[WORK TO BE COMPLETED]: Could the data below be copied out in full, word for word?

[EXERCISE INPUTS]:
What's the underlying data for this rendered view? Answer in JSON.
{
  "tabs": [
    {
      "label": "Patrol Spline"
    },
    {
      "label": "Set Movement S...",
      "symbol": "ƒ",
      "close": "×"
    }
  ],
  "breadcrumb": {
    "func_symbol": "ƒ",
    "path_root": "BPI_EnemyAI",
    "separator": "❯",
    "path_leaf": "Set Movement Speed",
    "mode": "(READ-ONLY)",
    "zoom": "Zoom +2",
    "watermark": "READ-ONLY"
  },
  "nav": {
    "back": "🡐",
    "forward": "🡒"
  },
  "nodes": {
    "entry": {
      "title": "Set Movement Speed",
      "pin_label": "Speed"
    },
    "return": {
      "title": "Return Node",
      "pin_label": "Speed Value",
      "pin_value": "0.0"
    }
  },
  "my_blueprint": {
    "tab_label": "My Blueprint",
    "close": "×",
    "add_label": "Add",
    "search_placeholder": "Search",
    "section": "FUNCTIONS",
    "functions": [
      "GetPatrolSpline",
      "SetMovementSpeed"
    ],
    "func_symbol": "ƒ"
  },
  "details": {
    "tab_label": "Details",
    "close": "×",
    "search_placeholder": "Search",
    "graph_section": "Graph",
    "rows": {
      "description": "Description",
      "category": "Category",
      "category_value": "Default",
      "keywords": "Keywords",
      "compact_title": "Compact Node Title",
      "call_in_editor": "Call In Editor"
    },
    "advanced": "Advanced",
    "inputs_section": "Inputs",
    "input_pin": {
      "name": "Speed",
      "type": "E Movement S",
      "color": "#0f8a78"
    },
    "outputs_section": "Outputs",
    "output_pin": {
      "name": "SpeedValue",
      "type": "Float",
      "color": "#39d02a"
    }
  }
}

[SOLUTION TO THE EXERCISE]:
What's the underlying data for this rendered view? Answer in JSON.
{
  "tabs": [
    {
      "label": "Patrol Spline"
    },
    {
      "label": "Set Movement S...",
      "symbol": "ƒ",
      "close": "×"
    }
  ],
  "breadcrumb": {
    "func_symbol": "ƒ",
    "path_root": "BPI_EnemyAI",
    "separator": "❯",
    "path_leaf": "Set Movement Speed",
    "mode": "(READ-ONLY)",
    "zoom": "Zoom +2",
    "watermark": "READ-ONLY"
  },
  "nav": {
    "back": "🡐",
    "forward": "🡒"
  },
  "nodes": {
    "entry": {
      "title": "Set Movement Speed",
      "pin_label": "Speed"
    },
    "return": {
      "title": "Return Node",
      "pin_label": "Speed Value",
      "pin_value": "0.0"
    }
  },
  "my_blueprint": {
    "tab_label": "My Blueprint",
    "close": "×",
    "add_label": "Add",
    "search_placeholder": "Search",
    "section": "FUNCTIONS",
    "functions": [
      "GetPatrolSpline",
      "SetMovementSpeed"
    ],
    "func_symbol": "ƒ"
  },
  "details": {
    "tab_label": "Details",
    "close": "×",
    "search_placeholder": "Search",
    "graph_section": "Graph",
    "rows": {
      "description": "Description",
      "category": "Category",
      "category_value": "Default",
      "keywords": "Keywords",
      "compact_title": "Compact Node Title",
      "call_in_editor": "Call In Editor"
    },
    "advanced": "Advanced",
    "inputs_section": "Inputs",
    "input_pin": {
      "name": "Speed",
      "type": "E Movement S",
      "color": "#0f8a78"
    },
    "outputs_section": "Outputs",
    "output_pin": {
      "name": "SpeedValue",
      "type": "Float",
      "color": "#39d02a"
    }
  }
}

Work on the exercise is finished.